Torun – Home Army Monument

If I’ve understood this correctly, this is a monument to the organisers of the Pomeranian Home Army District during the Second World War. This was the Polish underground army during the period of German occupation, which caused significant disruption to Nazi rule.

The names on the memorial are:

Józef Ratajczak (1897 – 1942) was born in Poznan and in 1910 he travelled to Krakow to celebrate the 500th anniversary of the Battle of Grunwald. He was drafted into the German army in 1917, but joined the Polish Army during the inter-war period. He was tortured at Powiak in Warsaw during the Second World War, but didn’t reveal anyone in the Home Army. Along with 230 others, he was taken to a forest near Warsaw and was executed.

Rudolf Ostrihansky (1895 – 1963) was involved in the First World War, fighting against the Bolsheviks and in defence of Lviv. He remained in the Polish Army in the inter-war period and was Commander of the Home Army in the district between 1940 and 1943. He was arrested in 1943, was sent to Stutthof concentration camp in 1944 and he survived the war, later becoming a farmer.

Jan Pałubicki (1897 – 1982) was involved in the First World War, fighting on the Russian front. He remained in the Polish army in the inter-war period, but was seriously injured early on during the war, on 23 September 1939. He worked in Torun during most of the Second World War and remained part of the Home Army, managing to avoid arrest, for a while he hid in nearby forests when the Gestapo were close to arresting him. He survived the war, but struggled with his life somewhat, dying in 1982 in Poznan.

Józef Chyliński (1904 – 1985) was too young to fight during the First World War, but he joined the Polish army and remained heavily involved in the resistance movement. His wife died in the Warsaw Uprising and he found himself imprisoned by the new communist authorities between 1945 and 1947. He emigrated to Toronto in Canada after his release from prison, remaining there until his death.

Franciszek Trojanowski (1899 – 1957) joined a young military group towards the end of the First World War and was involved in the defending of Lviv.
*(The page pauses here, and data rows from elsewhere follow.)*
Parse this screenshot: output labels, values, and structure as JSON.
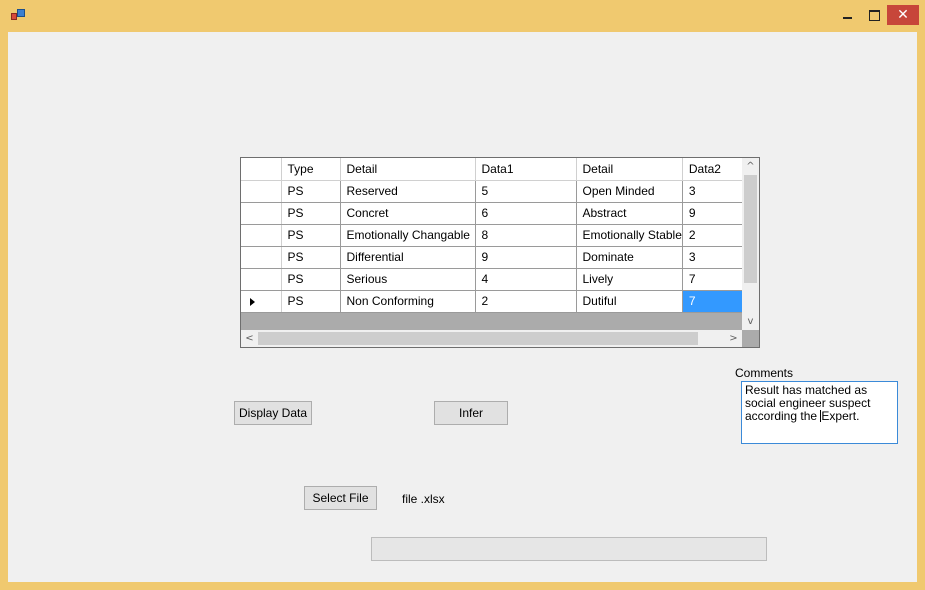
{
  "window": {
    "close_glyph": "✕"
  },
  "grid": {
    "columns": [
      "Type",
      "Detail",
      "Data1",
      "Detail",
      "Data2"
    ],
    "rows": [
      [
        "PS",
        "Reserved",
        "5",
        "Open Minded",
        "3"
      ],
      [
        "PS",
        "Concret",
        "6",
        "Abstract",
        "9"
      ],
      [
        "PS",
        "Emotionally Changable",
        "8",
        "Emotionally Stable",
        "2"
      ],
      [
        "PS",
        "Differential",
        "9",
        "Dominate",
        "3"
      ],
      [
        "PS",
        "Serious",
        "4",
        "Lively",
        "7"
      ],
      [
        "PS",
        "Non Conforming",
        "2",
        "Dutiful",
        "7"
      ]
    ],
    "scroll_up_glyph": "^",
    "scroll_down_glyph": "v",
    "scroll_left_glyph": "<",
    "scroll_right_glyph": ">"
  },
  "buttons": {
    "display_data": "Display Data",
    "infer": "Infer",
    "select_file": "Select File"
  },
  "labels": {
    "comments": "Comments",
    "file_name": "file .xlsx"
  },
  "comments_text": {
    "before_caret": "Result has matched as social engineer suspect according the ",
    "after_caret": "Expert."
  },
  "colors": {
    "title_bar": "#f0c96f",
    "close_button": "#c7463a",
    "selection": "#3399ff"
  }
}
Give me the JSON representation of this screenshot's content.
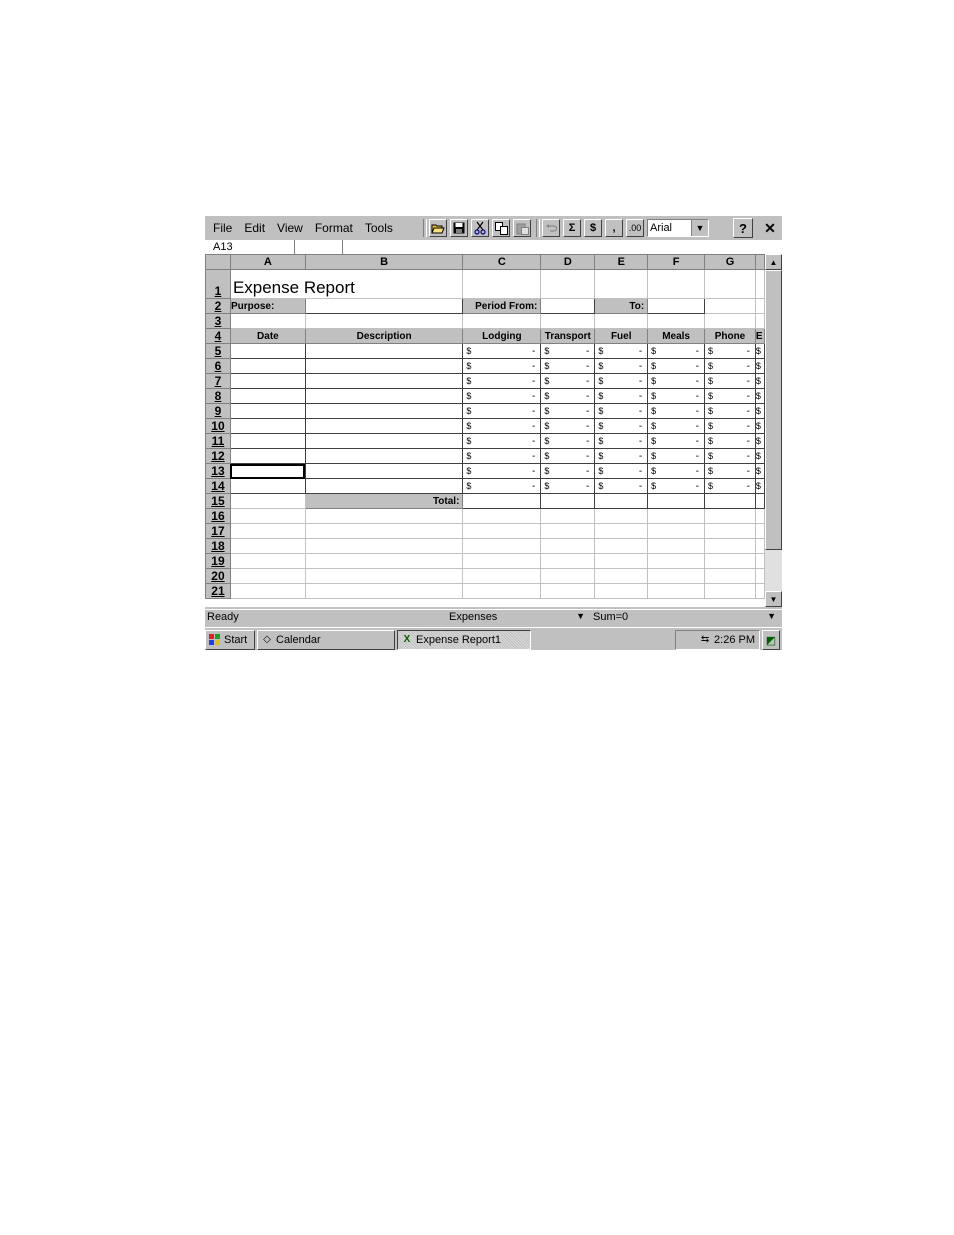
{
  "menu": [
    "File",
    "Edit",
    "View",
    "Format",
    "Tools"
  ],
  "toolbar": {
    "font": "Arial",
    "sum_symbol": "Σ",
    "currency_symbol": "$",
    "comma_symbol": ",",
    "decimal_symbol": ".00",
    "help_symbol": "?",
    "close_symbol": "✕"
  },
  "name_box": "A13",
  "columns": [
    "A",
    "B",
    "C",
    "D",
    "E",
    "F",
    "G"
  ],
  "sheet": {
    "title": "Expense Report",
    "purpose_label": "Purpose:",
    "period_from_label": "Period From:",
    "to_label": "To:",
    "headers": {
      "date": "Date",
      "description": "Description",
      "lodging": "Lodging",
      "transport": "Transport",
      "fuel": "Fuel",
      "meals": "Meals",
      "phone": "Phone",
      "next_partial": "E"
    },
    "total_label": "Total:",
    "currency_symbol": "$",
    "empty_amount": "-",
    "rows": [
      "1",
      "2",
      "3",
      "4",
      "5",
      "6",
      "7",
      "8",
      "9",
      "10",
      "11",
      "12",
      "13",
      "14",
      "15",
      "16",
      "17",
      "18",
      "19",
      "20",
      "21"
    ]
  },
  "status": {
    "text": "Ready",
    "sheet": "Expenses",
    "sum": "Sum=0"
  },
  "taskbar": {
    "start": "Start",
    "calendar": "Calendar",
    "active_window": "Expense Report1",
    "time": "2:26 PM"
  }
}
He remained in the Polish army and fought in numerous areas of the country during the Second World War, fleeing to the coast at one point to avoid arrest. He died in Lublin in March 1957.